Published Apr 01, 2005The impossibility of categorising Al Tuck is both an asset and a hindrance for this Maritime cult hero. It means he never quite fits on board any bandwagon passing through town, but then Al prefers to sit in the local saloon, nursing a beer and watching it move on by. He's not going anywhere. Thankfully, in his own good time he'll shuffle into a studio and lay down another bunch of songs guaranteed to delight those hip to his laidback charm. His first studio album in four years, 33 1/3 may just be his most seductive collection yet. The understated yet always effective accompaniment features fluent piano, guitar and upright bass, which frames Tuck's affectingly lyrical songs and mellow vocals. The gorgeous opener, "February Snow," needs only a gently strummed guitar to get Tuck's poignant point across. His rich and haunting voice has an old-time character, and his songs incorporate such influences as blues, traditional country, folk and jazz. It's fitting that the only cover song here, "Mona Lisa," was made famous by Nat King Cole, as Al's delivery recalls the effortless stylings of the likes of Cole and Chet Baker. Tempos are varied just enough to keep ennui at bay, as with the jaunty keyboards on "Falling for Catriona" (an album highlight). This disc's title can refer to the speed of a long playing record, and this is one that merits long playing.

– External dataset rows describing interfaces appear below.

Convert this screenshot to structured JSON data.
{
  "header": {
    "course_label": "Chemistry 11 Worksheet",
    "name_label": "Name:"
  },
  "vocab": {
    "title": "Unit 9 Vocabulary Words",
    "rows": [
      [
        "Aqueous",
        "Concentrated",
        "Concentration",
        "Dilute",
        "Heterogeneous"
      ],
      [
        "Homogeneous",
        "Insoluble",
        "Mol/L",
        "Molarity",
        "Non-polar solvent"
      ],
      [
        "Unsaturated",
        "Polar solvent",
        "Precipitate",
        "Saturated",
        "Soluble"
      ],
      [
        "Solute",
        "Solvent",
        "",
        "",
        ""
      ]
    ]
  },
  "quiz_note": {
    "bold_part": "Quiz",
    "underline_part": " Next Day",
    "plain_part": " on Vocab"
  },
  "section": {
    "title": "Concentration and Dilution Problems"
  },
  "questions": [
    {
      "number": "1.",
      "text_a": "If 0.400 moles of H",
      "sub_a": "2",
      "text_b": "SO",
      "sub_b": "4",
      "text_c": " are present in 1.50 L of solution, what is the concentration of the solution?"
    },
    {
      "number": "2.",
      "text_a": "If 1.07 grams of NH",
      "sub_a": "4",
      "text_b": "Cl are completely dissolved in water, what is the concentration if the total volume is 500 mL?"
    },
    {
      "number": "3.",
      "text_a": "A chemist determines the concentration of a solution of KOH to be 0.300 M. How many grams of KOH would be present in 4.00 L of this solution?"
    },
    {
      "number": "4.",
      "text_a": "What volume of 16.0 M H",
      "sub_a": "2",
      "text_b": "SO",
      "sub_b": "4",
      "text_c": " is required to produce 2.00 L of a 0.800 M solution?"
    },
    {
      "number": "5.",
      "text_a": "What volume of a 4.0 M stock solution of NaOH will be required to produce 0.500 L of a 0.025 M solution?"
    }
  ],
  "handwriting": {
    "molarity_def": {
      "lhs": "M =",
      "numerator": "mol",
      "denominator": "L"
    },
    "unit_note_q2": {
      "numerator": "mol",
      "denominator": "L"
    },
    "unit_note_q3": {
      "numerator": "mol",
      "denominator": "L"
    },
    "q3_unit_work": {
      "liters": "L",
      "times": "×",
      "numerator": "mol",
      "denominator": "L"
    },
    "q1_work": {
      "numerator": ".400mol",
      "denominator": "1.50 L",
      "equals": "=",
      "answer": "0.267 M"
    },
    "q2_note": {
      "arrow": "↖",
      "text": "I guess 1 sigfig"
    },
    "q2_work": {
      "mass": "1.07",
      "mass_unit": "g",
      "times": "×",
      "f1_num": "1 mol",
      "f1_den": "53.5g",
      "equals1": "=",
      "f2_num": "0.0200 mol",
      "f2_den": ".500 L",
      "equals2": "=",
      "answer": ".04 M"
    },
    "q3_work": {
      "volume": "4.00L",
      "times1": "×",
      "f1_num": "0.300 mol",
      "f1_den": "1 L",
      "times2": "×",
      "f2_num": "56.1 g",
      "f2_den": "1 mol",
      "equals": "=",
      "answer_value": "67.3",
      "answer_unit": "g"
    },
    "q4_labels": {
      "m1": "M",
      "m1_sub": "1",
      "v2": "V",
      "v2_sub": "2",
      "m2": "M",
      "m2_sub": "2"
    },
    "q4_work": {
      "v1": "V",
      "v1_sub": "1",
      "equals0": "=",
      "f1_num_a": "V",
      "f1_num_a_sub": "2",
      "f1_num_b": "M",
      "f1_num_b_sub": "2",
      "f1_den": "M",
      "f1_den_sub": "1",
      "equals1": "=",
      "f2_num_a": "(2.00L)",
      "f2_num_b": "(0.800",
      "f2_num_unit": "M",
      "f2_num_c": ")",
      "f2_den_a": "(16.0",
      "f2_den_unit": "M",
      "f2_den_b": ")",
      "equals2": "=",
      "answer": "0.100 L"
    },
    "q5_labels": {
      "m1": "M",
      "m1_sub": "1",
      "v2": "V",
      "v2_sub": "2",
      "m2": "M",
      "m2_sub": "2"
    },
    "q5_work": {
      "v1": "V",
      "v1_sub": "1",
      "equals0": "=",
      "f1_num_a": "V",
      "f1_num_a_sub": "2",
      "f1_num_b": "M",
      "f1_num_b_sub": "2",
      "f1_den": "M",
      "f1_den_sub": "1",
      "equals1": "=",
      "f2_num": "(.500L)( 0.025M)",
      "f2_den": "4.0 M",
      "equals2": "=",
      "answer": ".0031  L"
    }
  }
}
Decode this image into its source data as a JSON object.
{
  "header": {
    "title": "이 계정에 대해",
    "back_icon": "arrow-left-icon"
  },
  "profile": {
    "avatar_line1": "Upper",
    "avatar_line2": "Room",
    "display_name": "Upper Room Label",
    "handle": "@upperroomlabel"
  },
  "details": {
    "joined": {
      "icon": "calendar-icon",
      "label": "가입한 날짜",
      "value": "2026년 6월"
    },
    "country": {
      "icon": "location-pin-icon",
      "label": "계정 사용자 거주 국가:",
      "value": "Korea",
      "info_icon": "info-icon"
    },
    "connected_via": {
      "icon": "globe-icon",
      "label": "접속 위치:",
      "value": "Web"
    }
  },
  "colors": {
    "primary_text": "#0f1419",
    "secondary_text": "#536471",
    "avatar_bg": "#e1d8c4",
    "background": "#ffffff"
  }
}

There's a live and spontaneous feel to the record. Does that reflect the way it was made? A lot of it we recorded in just one day in Toronto, in Blue Rodeo's studio, the Barn. I used Nick Holmes to engineer, and he used two-inch tape. It was virtually all recorded live. I'm not opposed to tomfoolery, but if you have a good session, just leave it at that.
It's been four years since your last studio album, Brave Last Days. Would you like to record more prolifically? Yes, I would. I have plenty of songs that could be rattled off easily if I get on a roll. I'd like to put another one out in the fall so I can get caught up in terms of representing my material.
When you started making roots-based music in the early 90s, it was far from fashionable. Do you feel amused or vindicated about the whole roots boom? Well it does seem to have swung around more in my direction, the general taste. I'd like to capitalise on that a bit more [laughs]. I wish I could have responded more to a trend as it happened. At the time of my last record, there was more of an alt-country climate and I made like a sleepy dubby record instead. Still, I guess I'd be happy to distance myself from just about anything. (Independent)